Segment Start: RECORDS

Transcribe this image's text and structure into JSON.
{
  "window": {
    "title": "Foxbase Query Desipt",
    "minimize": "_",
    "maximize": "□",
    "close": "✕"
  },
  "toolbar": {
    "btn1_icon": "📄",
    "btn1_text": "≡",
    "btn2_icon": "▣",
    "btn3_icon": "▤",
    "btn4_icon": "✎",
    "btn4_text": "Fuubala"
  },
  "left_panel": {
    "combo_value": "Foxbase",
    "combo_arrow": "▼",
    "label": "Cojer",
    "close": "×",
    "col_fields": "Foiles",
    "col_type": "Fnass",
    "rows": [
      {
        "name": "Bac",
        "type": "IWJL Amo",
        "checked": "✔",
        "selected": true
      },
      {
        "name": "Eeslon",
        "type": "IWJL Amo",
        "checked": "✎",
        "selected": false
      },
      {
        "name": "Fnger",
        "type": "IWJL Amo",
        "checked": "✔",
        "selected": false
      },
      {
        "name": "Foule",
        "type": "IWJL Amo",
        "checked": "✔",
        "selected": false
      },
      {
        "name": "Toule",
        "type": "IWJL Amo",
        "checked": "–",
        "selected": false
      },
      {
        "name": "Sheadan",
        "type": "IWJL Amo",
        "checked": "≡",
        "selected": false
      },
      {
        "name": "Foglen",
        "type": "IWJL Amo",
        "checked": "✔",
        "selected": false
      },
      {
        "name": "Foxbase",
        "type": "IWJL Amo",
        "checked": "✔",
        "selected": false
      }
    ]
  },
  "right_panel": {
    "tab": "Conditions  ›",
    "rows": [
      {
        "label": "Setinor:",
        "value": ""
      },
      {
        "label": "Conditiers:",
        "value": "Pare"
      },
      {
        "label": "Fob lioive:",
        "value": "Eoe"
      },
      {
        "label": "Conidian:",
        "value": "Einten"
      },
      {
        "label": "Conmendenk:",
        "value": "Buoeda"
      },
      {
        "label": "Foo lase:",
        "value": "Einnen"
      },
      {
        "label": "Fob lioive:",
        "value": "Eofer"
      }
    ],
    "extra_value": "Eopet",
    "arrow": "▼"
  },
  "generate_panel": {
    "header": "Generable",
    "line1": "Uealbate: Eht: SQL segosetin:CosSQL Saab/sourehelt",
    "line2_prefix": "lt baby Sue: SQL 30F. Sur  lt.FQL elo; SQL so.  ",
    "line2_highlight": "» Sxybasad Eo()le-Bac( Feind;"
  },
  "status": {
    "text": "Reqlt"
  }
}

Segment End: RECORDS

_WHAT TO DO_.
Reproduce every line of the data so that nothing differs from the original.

_EXERCISE RESPONSE_.
Transcribe this image's text and structure into JSON.
{
  "window": {
    "title": "Foxbase Query Desipt",
    "minimize": "_",
    "maximize": "□",
    "close": "✕"
  },
  "toolbar": {
    "btn1_icon": "📄",
    "btn1_text": "≡",
    "btn2_icon": "▣",
    "btn3_icon": "▤",
    "btn4_icon": "✎",
    "btn4_text": "Fuubala"
  },
  "left_panel": {
    "combo_value": "Foxbase",
    "combo_arrow": "▼",
    "label": "Cojer",
    "close": "×",
    "col_fields": "Foiles",
    "col_type": "Fnass",
    "rows": [
      {
        "name": "Bac",
        "type": "IWJL Amo",
        "checked": "✔",
        "selected": true
      },
      {
        "name": "Eeslon",
        "type": "IWJL Amo",
        "checked": "✎",
        "selected": false
      },
      {
        "name": "Fnger",
        "type": "IWJL Amo",
        "checked": "✔",
        "selected": false
      },
      {
        "name": "Foule",
        "type": "IWJL Amo",
        "checked": "✔",
        "selected": false
      },
      {
        "name": "Toule",
        "type": "IWJL Amo",
        "checked": "–",
        "selected": false
      },
      {
        "name": "Sheadan",
        "type": "IWJL Amo",
        "checked": "≡",
        "selected": false
      },
      {
        "name": "Foglen",
        "type": "IWJL Amo",
        "checked": "✔",
        "selected": false
      },
      {
        "name": "Foxbase",
        "type": "IWJL Amo",
        "checked": "✔",
        "selected": false
      }
    ]
  },
  "right_panel": {
    "tab": "Conditions  ›",
    "rows": [
      {
        "label": "Setinor:",
        "value": ""
      },
      {
        "label": "Conditiers:",
        "value": "Pare"
      },
      {
        "label": "Fob lioive:",
        "value": "Eoe"
      },
      {
        "label": "Conidian:",
        "value": "Einten"
      },
      {
        "label": "Conmendenk:",
        "value": "Buoeda"
      },
      {
        "label": "Foo lase:",
        "value": "Einnen"
      },
      {
        "label": "Fob lioive:",
        "value": "Eofer"
      }
    ],
    "extra_value": "Eopet",
    "arrow": "▼"
  },
  "generate_panel": {
    "header": "Generable",
    "line1": "Uealbate: Eht: SQL segosetin:CosSQL Saab/sourehelt",
    "line2_prefix": "lt baby Sue: SQL 30F. Sur  lt.FQL elo; SQL so.  ",
    "line2_highlight": "» Sxybasad Eo()le-Bac( Feind;"
  },
  "status": {
    "text": "Reqlt"
  }
}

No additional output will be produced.